Affordable Housing is government subsidized housing for low income individuals and families. Funding for this type of housing comes from the US Department of Housing and Urban Development, or HUD. The most common type of Affordable Housing is the Housing Choice Voucher Program, commonly referred to as Section 8. With this program, residents apply for vouchers and, if approved, the voucher is used to pay all or part of the rent. The balance that is not paid by the voucher is the tenant's responsibility. HUD also allocates funds directly to state and local governments based on an allocation formula for the improvement or development of Affordable Housing. Residents are typically renters, but there are also programs to assist home buyers. Rental rates and sales prices are set at HUD mandated levels as well as by local state affordable housing programs according to formulas based on median family income levels in the area. Product types for affordable housing range from single family homes to multi-family apartment buildings. Within an affordable housing development, the number of studios, one bedrooms, two bedrooms, etc., can also be regulated to meet certain product mix requirements. Single family developments will often follow the New Urbanism approach and incorporate higher density, smaller units as well as walk-ability and access to local transportation. Often-times, affordable housing units are interspersed within a market rate development or property as mandated by local jurisdictional zoning and housing code.
Information on this page provided courtesy of Cornell University Baker Program in Real Estate

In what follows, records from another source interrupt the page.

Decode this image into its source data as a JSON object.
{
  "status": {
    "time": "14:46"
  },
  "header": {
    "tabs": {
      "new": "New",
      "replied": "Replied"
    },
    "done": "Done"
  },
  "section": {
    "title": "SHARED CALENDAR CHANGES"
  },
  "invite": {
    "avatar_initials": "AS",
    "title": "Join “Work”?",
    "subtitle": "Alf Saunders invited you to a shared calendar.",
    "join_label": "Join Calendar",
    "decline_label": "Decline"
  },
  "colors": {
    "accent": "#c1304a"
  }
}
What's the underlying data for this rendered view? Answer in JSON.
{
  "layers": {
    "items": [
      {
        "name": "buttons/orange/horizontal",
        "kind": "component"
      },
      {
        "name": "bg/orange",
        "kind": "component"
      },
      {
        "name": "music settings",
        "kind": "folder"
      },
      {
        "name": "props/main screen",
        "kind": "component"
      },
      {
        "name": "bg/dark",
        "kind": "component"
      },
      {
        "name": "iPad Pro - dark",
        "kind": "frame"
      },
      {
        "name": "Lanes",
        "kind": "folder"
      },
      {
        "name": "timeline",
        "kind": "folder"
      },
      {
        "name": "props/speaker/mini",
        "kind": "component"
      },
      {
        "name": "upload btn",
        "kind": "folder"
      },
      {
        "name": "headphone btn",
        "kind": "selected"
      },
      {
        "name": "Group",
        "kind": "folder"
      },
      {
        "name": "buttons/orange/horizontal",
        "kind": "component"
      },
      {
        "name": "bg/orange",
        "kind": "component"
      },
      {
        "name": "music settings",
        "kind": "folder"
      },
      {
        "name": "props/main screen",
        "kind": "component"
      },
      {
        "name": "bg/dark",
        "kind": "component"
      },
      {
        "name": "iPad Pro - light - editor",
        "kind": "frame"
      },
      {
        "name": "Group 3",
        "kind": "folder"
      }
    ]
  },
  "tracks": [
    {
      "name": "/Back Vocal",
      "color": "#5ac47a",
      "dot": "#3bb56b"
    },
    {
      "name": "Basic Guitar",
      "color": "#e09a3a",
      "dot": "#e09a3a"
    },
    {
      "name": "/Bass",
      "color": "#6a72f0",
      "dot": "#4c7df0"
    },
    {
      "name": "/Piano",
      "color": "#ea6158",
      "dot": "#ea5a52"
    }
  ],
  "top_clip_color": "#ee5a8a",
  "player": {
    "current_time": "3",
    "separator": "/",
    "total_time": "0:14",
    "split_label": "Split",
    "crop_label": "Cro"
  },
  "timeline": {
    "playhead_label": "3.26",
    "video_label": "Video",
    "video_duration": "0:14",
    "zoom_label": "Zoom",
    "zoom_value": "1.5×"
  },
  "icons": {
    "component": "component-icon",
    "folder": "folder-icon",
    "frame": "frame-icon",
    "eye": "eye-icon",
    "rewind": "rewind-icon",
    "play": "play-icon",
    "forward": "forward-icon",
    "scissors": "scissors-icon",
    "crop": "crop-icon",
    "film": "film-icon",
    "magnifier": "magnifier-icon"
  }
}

Affordable Housing is an important sector within real estate. Poverty is a major issue in the United States and people who fall into this category will continue to need housing. The revenues derived from building affordable housing typically do not create profitable projects and without government assistance, would never be built. The successful development of Affordable Housing depends heavily on the work of government programs such as HUD to provide funding. Local jurisdictions also play a large part by incorporating affordable housing requirements for new projects and partnering with private developers to provide creative financing such as Low Income Housing Tax Credits.